… Talking about this let me clarify one thing about the fact that whether the Royal Government would want to increase stipend for our employees or not? We definitely want to do so but we do not have that level of financial possibility yet. One way of increasing the Government’s coffer is to impose tax on people’s farmland which is a size of three million hectares. But if we were to do so our farmers would immediately feel that they are being pressured. So I would not want to put out this policy. In Kompong Chhnang there is a village called Derachan (or beast) in the district of Kraing Leav, Rolea Pha Ea district. The French colonists imposed tax on everything the villagers have – dog, cat, until one day that our people could no longer stand the pressure, they fought back the French. This made the French called them the “beast.” As for my vision, it will not be less than ten years ahead that the policy of imposing tax on our people’s land would be considered. But I would not guarantee that this could be implemented if I am no longer in the Prime Minister position. Another possibility is that the Royal Government prints more money for the increase of salary. But this option would not be viable.
… Maybe I should clarify on issue of salary increase a bit. Why we could not increase our employees’ salaries? Between 1979 and 1993 we had two Governments and four political factions. Only the Government of the former State of Cambodia had sources of income because it controlled rubber plantations, factories, exports and imports, while the three other factions had not got any sources of income. After the Paris Peace Agreement, all factions, except the Khmer Rouge faction, had reintegrated. The same amount of resources was then being chopped for more people. Hundreds of thousands of soldiers from different factions had to be integrated. Some people from other factions in that time were given not one but more than one homes and some possessed also land. Not only do they not thank us, but they scold us and I sometimes warned them if they blame us on everything we did they should give back those homes. If collected, in Phnom Penh and in the provinces, there are about 400 houses and indeed the national property.
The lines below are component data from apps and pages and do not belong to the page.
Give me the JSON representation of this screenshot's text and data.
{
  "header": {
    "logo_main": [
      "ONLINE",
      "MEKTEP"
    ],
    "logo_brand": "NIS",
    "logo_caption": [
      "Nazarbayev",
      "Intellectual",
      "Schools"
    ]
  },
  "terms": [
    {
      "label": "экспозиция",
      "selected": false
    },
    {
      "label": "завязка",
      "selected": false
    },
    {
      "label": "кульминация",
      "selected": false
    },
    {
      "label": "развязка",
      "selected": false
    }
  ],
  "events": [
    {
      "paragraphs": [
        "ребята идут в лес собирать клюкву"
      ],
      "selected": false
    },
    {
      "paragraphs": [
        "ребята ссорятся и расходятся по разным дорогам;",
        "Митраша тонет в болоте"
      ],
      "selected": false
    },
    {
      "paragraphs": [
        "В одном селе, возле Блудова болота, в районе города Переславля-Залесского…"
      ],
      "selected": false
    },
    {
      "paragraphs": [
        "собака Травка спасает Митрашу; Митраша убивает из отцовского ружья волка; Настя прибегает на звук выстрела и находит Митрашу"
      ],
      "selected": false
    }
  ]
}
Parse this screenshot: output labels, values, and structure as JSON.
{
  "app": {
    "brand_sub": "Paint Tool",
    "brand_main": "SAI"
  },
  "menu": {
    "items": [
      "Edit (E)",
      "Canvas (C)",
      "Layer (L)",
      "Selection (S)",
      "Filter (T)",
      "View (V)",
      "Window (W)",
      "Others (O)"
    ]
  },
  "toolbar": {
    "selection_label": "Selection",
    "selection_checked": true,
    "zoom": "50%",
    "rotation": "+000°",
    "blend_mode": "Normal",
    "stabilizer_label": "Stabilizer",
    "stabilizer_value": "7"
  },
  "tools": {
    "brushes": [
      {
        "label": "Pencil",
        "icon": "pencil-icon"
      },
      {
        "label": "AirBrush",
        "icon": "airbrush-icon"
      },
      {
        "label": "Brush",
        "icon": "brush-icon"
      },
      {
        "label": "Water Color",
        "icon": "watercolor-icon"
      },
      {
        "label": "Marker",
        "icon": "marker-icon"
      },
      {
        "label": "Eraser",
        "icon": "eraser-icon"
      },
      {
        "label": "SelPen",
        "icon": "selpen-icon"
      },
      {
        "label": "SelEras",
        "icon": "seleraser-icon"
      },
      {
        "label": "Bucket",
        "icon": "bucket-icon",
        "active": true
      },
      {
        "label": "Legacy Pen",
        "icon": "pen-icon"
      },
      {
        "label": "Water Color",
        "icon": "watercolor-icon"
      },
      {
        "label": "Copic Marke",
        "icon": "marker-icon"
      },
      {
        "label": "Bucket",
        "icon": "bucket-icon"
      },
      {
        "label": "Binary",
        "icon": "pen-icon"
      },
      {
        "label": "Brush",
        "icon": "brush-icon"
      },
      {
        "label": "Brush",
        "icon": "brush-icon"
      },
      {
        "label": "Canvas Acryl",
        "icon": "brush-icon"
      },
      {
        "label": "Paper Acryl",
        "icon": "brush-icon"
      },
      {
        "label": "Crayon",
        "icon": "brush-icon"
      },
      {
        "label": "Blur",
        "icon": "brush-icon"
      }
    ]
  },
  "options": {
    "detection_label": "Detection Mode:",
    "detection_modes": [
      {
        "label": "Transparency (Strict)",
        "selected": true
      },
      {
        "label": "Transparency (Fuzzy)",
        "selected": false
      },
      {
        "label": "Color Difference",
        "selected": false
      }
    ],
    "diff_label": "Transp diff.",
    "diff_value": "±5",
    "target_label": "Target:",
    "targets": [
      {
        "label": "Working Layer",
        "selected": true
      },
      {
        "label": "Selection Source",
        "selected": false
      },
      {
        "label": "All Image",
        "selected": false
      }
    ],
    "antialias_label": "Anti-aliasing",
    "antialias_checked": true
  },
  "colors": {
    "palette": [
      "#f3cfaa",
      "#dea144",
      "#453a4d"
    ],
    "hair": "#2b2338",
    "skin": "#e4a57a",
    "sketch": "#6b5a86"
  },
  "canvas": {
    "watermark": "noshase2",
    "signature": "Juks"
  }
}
I do not wish to be in war of words with anyone but I just bring the truth to the attention of our people.
Samdech Hun Sen on that occasion offered ten million Riel each to the pagodas of Tropeang Thom, Prey Svay, Samnakram Ben Baat, and 20 million Riel for the pagoda of Chrey Thom, a school building of six classrooms each to the Primary School of Kompong Thnal, Andoang Por Thmey, Por Thmey, 86 tons of rice for labour to the people in Andoang Por, a 23 kilometres rural road to the communes of Ampil, Troh and Andoang Trabek and three Bailey Bridges over the canals of Baak Trea, Daunsar and Prek Thnaot.